» Task directions
Search the records below for the string "icon" and copy each line where it turns up.

» Data shown
*-*-*

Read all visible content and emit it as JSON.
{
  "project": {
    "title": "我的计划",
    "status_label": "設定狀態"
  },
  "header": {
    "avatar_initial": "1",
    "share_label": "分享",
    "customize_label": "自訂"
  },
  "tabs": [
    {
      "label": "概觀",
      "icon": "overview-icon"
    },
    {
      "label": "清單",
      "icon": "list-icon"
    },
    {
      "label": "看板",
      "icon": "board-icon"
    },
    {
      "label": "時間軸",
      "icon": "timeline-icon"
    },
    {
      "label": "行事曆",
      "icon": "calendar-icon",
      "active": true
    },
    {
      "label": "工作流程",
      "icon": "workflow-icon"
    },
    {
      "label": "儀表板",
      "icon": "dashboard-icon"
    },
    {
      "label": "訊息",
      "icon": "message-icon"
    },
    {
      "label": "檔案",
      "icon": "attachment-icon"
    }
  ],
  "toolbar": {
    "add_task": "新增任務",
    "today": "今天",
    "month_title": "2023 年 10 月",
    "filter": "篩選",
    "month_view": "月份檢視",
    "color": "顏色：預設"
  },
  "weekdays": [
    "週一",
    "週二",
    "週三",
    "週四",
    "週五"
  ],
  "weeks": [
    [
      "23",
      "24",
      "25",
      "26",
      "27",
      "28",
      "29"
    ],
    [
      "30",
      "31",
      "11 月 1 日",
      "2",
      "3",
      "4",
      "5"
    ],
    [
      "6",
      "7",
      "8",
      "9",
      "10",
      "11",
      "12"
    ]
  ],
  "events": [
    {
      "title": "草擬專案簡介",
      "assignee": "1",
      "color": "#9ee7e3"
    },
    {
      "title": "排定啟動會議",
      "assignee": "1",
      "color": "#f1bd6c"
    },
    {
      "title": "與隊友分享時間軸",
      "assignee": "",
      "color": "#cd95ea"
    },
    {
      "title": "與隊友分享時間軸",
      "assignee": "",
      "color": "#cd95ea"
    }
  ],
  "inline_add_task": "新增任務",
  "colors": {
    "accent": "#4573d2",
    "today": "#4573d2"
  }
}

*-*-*

» Answer box
      "icon": "overview-icon"
      "icon": "list-icon"
      "icon": "board-icon"
      "icon": "timeline-icon"
      "icon": "calendar-icon",
      "icon": "workflow-icon"
      "icon": "dashboard-icon"
      "icon": "message-icon"
      "icon": "attachment-icon"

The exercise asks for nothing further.